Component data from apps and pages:
****

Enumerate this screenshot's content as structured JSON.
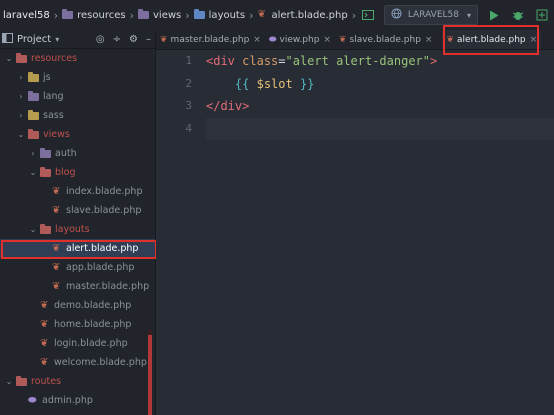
{
  "breadcrumb": [
    "laravel58",
    "resources",
    "views",
    "layouts",
    "alert.blade.php"
  ],
  "toolbar": {
    "config_name": "LARAVEL58",
    "icons": [
      "terminal-icon",
      "globe-icon",
      "chevron-down-icon",
      "run-icon",
      "debug-icon",
      "coverage-icon"
    ]
  },
  "sidebar": {
    "title": "Project",
    "items": [
      {
        "label": "resources",
        "depth": 1,
        "type": "folder",
        "expanded": true,
        "color": "red"
      },
      {
        "label": "js",
        "depth": 2,
        "type": "folder",
        "expanded": false,
        "color": "normal"
      },
      {
        "label": "lang",
        "depth": 2,
        "type": "folder",
        "expanded": false,
        "color": "normal"
      },
      {
        "label": "sass",
        "depth": 2,
        "type": "folder",
        "expanded": false,
        "color": "normal"
      },
      {
        "label": "views",
        "depth": 2,
        "type": "folder",
        "expanded": true,
        "color": "red"
      },
      {
        "label": "auth",
        "depth": 3,
        "type": "folder",
        "expanded": false,
        "color": "normal"
      },
      {
        "label": "blog",
        "depth": 3,
        "type": "folder",
        "expanded": true,
        "color": "red"
      },
      {
        "label": "index.blade.php",
        "depth": 4,
        "type": "file",
        "color": "normal"
      },
      {
        "label": "slave.blade.php",
        "depth": 4,
        "type": "file",
        "color": "normal"
      },
      {
        "label": "layouts",
        "depth": 3,
        "type": "folder",
        "expanded": true,
        "color": "red"
      },
      {
        "label": "alert.blade.php",
        "depth": 4,
        "type": "file",
        "color": "selected"
      },
      {
        "label": "app.blade.php",
        "depth": 4,
        "type": "file",
        "color": "normal"
      },
      {
        "label": "master.blade.php",
        "depth": 4,
        "type": "file",
        "color": "normal"
      },
      {
        "label": "demo.blade.php",
        "depth": 3,
        "type": "file",
        "color": "normal"
      },
      {
        "label": "home.blade.php",
        "depth": 3,
        "type": "file",
        "color": "normal"
      },
      {
        "label": "login.blade.php",
        "depth": 3,
        "type": "file",
        "color": "normal"
      },
      {
        "label": "welcome.blade.php",
        "depth": 3,
        "type": "file",
        "color": "normal"
      },
      {
        "label": "routes",
        "depth": 1,
        "type": "folder",
        "expanded": true,
        "color": "red"
      },
      {
        "label": "admin.php",
        "depth": 2,
        "type": "php",
        "color": "normal"
      }
    ]
  },
  "tabs": [
    {
      "label": "master.blade.php",
      "icon": "blade-icon",
      "active": false
    },
    {
      "label": "view.php",
      "icon": "php-icon",
      "active": false
    },
    {
      "label": "slave.blade.php",
      "icon": "blade-icon",
      "active": false
    },
    {
      "label": "alert.blade.php",
      "icon": "blade-icon",
      "active": true
    }
  ],
  "editor": {
    "line_numbers": [
      "1",
      "2",
      "3",
      "4"
    ],
    "code": {
      "l1_open": "<div",
      "l1_attr": "class",
      "l1_eq": "=",
      "l1_str": "\"alert alert-danger\"",
      "l1_close": ">",
      "l2_indent": "    ",
      "l2_open": "{{",
      "l2_var": "$slot",
      "l2_close": "}}",
      "l3_tag": "</div>"
    }
  },
  "colors": {
    "highlight_box": "#e0302b",
    "editor_bg": "#282c34",
    "sidebar_bg": "#21252b"
  }
}
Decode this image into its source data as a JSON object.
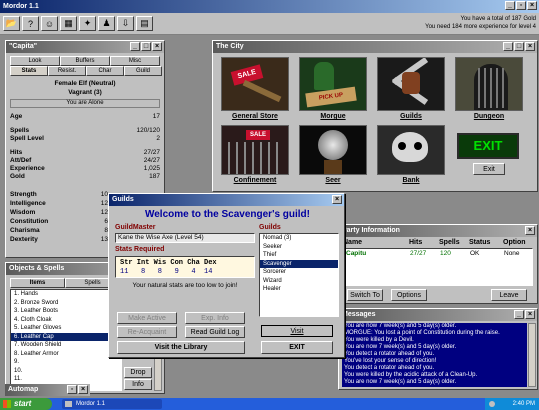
{
  "app": {
    "title": "Mordor 1.1"
  },
  "status": {
    "line1": "You have a total of 187 Gold",
    "line2": "You need 184 more experience for level 4"
  },
  "toolbar": {
    "icons": [
      "folder-icon",
      "help-icon",
      "party-icon",
      "map-icon",
      "spells-icon",
      "team-icon",
      "import-icon",
      "export-icon"
    ]
  },
  "character": {
    "title": "\"Capita\"",
    "tabs_row1": [
      "Look",
      "Buffers",
      "Misc"
    ],
    "tabs_row2": [
      "Stats",
      "Resist.",
      "Char",
      "Guild"
    ],
    "race": "Female Elf (Neutral)",
    "rank": "Vagrant (3)",
    "alone": "You are Alone",
    "stats": [
      {
        "label": "Age",
        "value": "17"
      },
      {
        "label": "Spells",
        "value": "120/120"
      },
      {
        "label": "Spell Level",
        "value": "2"
      },
      {
        "label": "Hits",
        "value": "27/27"
      },
      {
        "label": "Att/Def",
        "value": "24/27"
      },
      {
        "label": "Experience",
        "value": "1,025"
      },
      {
        "label": "Gold",
        "value": "187"
      }
    ],
    "attrs": [
      {
        "label": "Strength",
        "value": "10"
      },
      {
        "label": "Intelligence",
        "value": "12"
      },
      {
        "label": "Wisdom",
        "value": "12"
      },
      {
        "label": "Constitution",
        "value": "6"
      },
      {
        "label": "Charisma",
        "value": "8"
      },
      {
        "label": "Dexterity",
        "value": "13"
      }
    ]
  },
  "objects": {
    "title": "Objects & Spells",
    "tab_items": "Items",
    "tab_spells": "Spells",
    "items": [
      "1. Hands",
      "2. Bronze Sword",
      "3. Leather Boots",
      "4. Cloth Cloak",
      "5. Leather Gloves",
      "6. Leather Cap",
      "7. Wooden Shield",
      "8. Leather Armor",
      "9.",
      "10.",
      "11."
    ],
    "drop": "Drop",
    "info": "Info"
  },
  "automap": {
    "title": "Automap"
  },
  "city": {
    "title": "The City",
    "places": [
      {
        "label": "General Store"
      },
      {
        "label": "Morgue"
      },
      {
        "label": "Guilds"
      },
      {
        "label": "Dungeon"
      },
      {
        "label": "Confinement"
      },
      {
        "label": "Seer"
      },
      {
        "label": "Bank"
      },
      {
        "label": "Exit"
      }
    ],
    "sign_sale": "SALE",
    "sign_pickup": "PICK UP",
    "sign_exit": "EXIT"
  },
  "guild": {
    "title": "Guilds",
    "welcome": "Welcome to the Scavenger's guild!",
    "master_label": "GuildMaster",
    "master_name": "Kane the Wise Axe (Level 54)",
    "req_label": "Stats Required",
    "req_header": "Str Int Wis Con Cha Dex",
    "req_values": "11   8   8   9   4  14",
    "note": "Your natural stats are too low to join!",
    "guilds_label": "Guilds",
    "guild_list": [
      "Nomad (3)",
      "Seeker",
      "Thief",
      "Scavenger",
      "Sorcerer",
      "Wizard",
      "Healer"
    ],
    "selected": 3,
    "make_active": "Make Active",
    "exp_info": "Exp. Info",
    "re_acquaint": "Re-Acquaint",
    "read_log": "Read Guild Log",
    "visit_library": "Visit the Library",
    "visit": "Visit",
    "exit": "EXIT"
  },
  "party": {
    "title": "Party Information",
    "headers": [
      "Name",
      "Hits",
      "Spells",
      "Status",
      "Option"
    ],
    "rows": [
      {
        "name": "Capitu",
        "hits": "27/27",
        "spells": "120",
        "status": "OK",
        "option": "None"
      }
    ],
    "switch_to": "Switch To",
    "options": "Options",
    "leave": "Leave"
  },
  "messages": {
    "title": "Messages",
    "lines": [
      "You are now 7 week(s) and 5 day(s) older.",
      "MORGUE: You lost a point of Constitution during the raise.",
      "You were killed by a Devil.",
      "You are now 7 week(s) and 5 day(s) older.",
      "You detect a rotator ahead of you.",
      "You've lost your sense of direction!",
      "You detect a rotator ahead of you.",
      "You were killed by the acidic attack of a Clean-Up.",
      "You are now 7 week(s) and 5 day(s) older."
    ]
  },
  "taskbar": {
    "start": "start",
    "task": "Mordor 1.1",
    "clock": "2:40 PM"
  }
}
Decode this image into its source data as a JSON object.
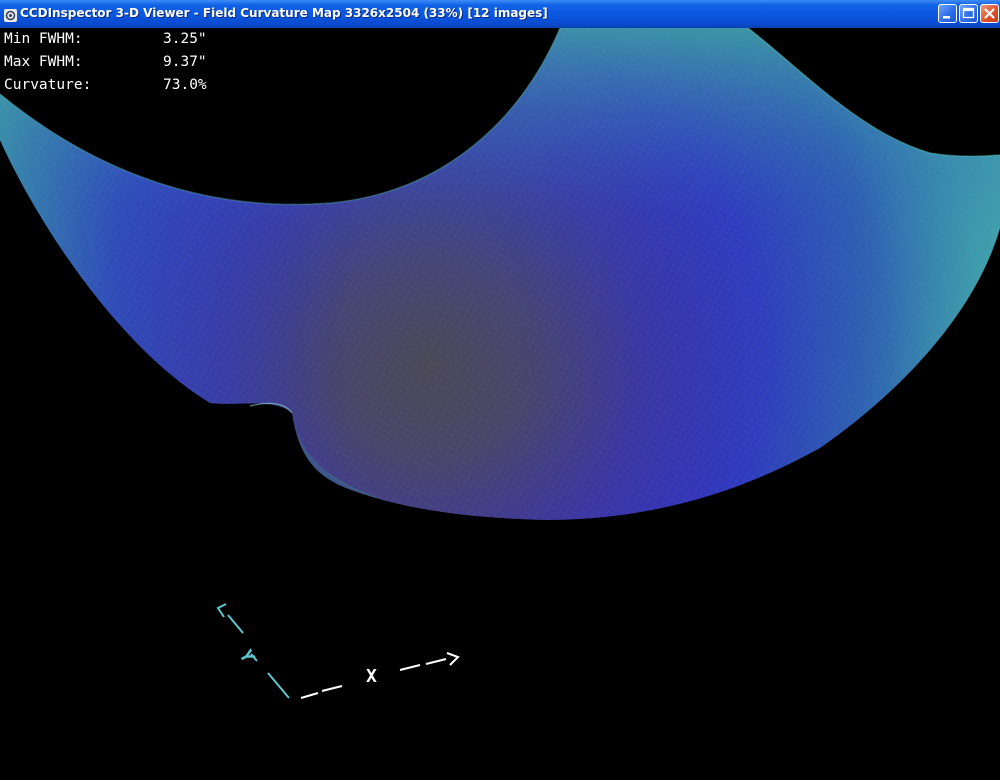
{
  "window": {
    "title": "CCDInspector 3-D Viewer - Field Curvature Map 3326x2504 (33%)  [12 images]"
  },
  "stats": [
    {
      "label": "Min FWHM:",
      "value": "3.25\""
    },
    {
      "label": "Max FWHM:",
      "value": "9.37\""
    },
    {
      "label": "Curvature:",
      "value": "73.0%"
    }
  ],
  "axes": {
    "x_label": "X",
    "y_label": "Y"
  },
  "colors": {
    "background": "#000000",
    "surface_blue": "#2a2fb8",
    "surface_teal": "#3aa7a0",
    "surface_center": "#4a4a55",
    "axis_y_color": "#5cc8d0",
    "axis_x_color": "#ffffff",
    "titlebar": "#0a54dc"
  },
  "icons": [
    "app-icon",
    "minimize-icon",
    "maximize-icon",
    "close-icon"
  ]
}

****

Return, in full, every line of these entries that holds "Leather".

      "3. Leather Boots",
      "5. Leather Gloves",
      "6. Leather Cap",
      "8. Leather Armor",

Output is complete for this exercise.